(Source data)
------

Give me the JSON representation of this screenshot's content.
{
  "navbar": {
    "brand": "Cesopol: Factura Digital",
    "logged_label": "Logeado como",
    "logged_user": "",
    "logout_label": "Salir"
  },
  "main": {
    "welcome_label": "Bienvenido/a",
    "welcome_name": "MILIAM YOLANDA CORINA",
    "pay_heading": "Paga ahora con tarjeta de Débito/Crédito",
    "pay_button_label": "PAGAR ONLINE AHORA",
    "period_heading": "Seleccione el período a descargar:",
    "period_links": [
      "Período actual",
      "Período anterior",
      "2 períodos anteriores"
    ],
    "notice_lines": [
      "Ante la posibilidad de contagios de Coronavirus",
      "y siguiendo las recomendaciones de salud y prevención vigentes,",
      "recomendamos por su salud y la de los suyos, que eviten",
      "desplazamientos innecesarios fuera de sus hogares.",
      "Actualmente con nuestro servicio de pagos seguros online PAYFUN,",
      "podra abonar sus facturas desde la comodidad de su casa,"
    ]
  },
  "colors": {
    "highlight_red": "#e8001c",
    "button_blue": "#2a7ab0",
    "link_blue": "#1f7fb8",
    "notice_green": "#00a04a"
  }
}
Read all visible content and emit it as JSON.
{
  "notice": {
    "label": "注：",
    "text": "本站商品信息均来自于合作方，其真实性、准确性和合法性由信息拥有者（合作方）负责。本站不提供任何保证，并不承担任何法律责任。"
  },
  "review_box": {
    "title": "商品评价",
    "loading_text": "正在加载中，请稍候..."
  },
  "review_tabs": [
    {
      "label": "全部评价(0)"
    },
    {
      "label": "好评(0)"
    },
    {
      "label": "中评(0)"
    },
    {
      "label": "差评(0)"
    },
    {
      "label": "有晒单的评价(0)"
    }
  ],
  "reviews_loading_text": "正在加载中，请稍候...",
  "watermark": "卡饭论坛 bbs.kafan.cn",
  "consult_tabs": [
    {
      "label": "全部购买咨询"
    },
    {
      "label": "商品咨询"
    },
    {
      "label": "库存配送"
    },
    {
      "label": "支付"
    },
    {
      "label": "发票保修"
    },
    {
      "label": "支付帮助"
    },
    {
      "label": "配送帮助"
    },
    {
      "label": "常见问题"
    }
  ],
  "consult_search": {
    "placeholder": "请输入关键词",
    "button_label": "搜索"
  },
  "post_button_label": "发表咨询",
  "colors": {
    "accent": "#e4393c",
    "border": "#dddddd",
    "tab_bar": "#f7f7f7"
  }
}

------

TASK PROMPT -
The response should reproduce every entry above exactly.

ANSWER TO THIS PROBLEM -
Give me the JSON representation of this screenshot's content.
{
  "navbar": {
    "brand": "Cesopol: Factura Digital",
    "logged_label": "Logeado como",
    "logged_user": "",
    "logout_label": "Salir"
  },
  "main": {
    "welcome_label": "Bienvenido/a",
    "welcome_name": "MILIAM YOLANDA CORINA",
    "pay_heading": "Paga ahora con tarjeta de Débito/Crédito",
    "pay_button_label": "PAGAR ONLINE AHORA",
    "period_heading": "Seleccione el período a descargar:",
    "period_links": [
      "Período actual",
      "Período anterior",
      "2 períodos anteriores"
    ],
    "notice_lines": [
      "Ante la posibilidad de contagios de Coronavirus",
      "y siguiendo las recomendaciones de salud y prevención vigentes,",
      "recomendamos por su salud y la de los suyos, que eviten",
      "desplazamientos innecesarios fuera de sus hogares.",
      "Actualmente con nuestro servicio de pagos seguros online PAYFUN,",
      "podra abonar sus facturas desde la comodidad de su casa,"
    ]
  },
  "colors": {
    "highlight_red": "#e8001c",
    "button_blue": "#2a7ab0",
    "link_blue": "#1f7fb8",
    "notice_green": "#00a04a"
  }
}
Read all visible content and emit it as JSON.
{
  "notice": {
    "label": "注：",
    "text": "本站商品信息均来自于合作方，其真实性、准确性和合法性由信息拥有者（合作方）负责。本站不提供任何保证，并不承担任何法律责任。"
  },
  "review_box": {
    "title": "商品评价",
    "loading_text": "正在加载中，请稍候..."
  },
  "review_tabs": [
    {
      "label": "全部评价(0)"
    },
    {
      "label": "好评(0)"
    },
    {
      "label": "中评(0)"
    },
    {
      "label": "差评(0)"
    },
    {
      "label": "有晒单的评价(0)"
    }
  ],
  "reviews_loading_text": "正在加载中，请稍候...",
  "watermark": "卡饭论坛 bbs.kafan.cn",
  "consult_tabs": [
    {
      "label": "全部购买咨询"
    },
    {
      "label": "商品咨询"
    },
    {
      "label": "库存配送"
    },
    {
      "label": "支付"
    },
    {
      "label": "发票保修"
    },
    {
      "label": "支付帮助"
    },
    {
      "label": "配送帮助"
    },
    {
      "label": "常见问题"
    }
  ],
  "consult_search": {
    "placeholder": "请输入关键词",
    "button_label": "搜索"
  },
  "post_button_label": "发表咨询",
  "colors": {
    "accent": "#e4393c",
    "border": "#dddddd",
    "tab_bar": "#f7f7f7"
  }
}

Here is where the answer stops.